- Task statement
All entries are to be given again verbatim.

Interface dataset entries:
"""

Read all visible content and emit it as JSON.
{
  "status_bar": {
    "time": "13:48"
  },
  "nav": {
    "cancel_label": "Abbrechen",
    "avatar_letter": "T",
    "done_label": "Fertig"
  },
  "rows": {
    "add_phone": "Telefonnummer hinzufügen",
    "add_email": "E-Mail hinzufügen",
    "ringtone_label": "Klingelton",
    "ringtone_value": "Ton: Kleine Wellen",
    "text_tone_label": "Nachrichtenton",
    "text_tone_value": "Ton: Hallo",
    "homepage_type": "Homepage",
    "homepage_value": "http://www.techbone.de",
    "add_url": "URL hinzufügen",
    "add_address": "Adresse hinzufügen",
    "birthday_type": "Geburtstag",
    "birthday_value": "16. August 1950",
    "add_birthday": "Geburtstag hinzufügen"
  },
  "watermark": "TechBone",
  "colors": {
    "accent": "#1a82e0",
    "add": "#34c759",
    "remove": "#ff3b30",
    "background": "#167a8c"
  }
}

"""

- Written solution
Read all visible content and emit it as JSON.
{
  "status_bar": {
    "time": "13:48"
  },
  "nav": {
    "cancel_label": "Abbrechen",
    "avatar_letter": "T",
    "done_label": "Fertig"
  },
  "rows": {
    "add_phone": "Telefonnummer hinzufügen",
    "add_email": "E-Mail hinzufügen",
    "ringtone_label": "Klingelton",
    "ringtone_value": "Ton: Kleine Wellen",
    "text_tone_label": "Nachrichtenton",
    "text_tone_value": "Ton: Hallo",
    "homepage_type": "Homepage",
    "homepage_value": "http://www.techbone.de",
    "add_url": "URL hinzufügen",
    "add_address": "Adresse hinzufügen",
    "birthday_type": "Geburtstag",
    "birthday_value": "16. August 1950",
    "add_birthday": "Geburtstag hinzufügen"
  },
  "watermark": "TechBone",
  "colors": {
    "accent": "#1a82e0",
    "add": "#34c759",
    "remove": "#ff3b30",
    "background": "#167a8c"
  }
}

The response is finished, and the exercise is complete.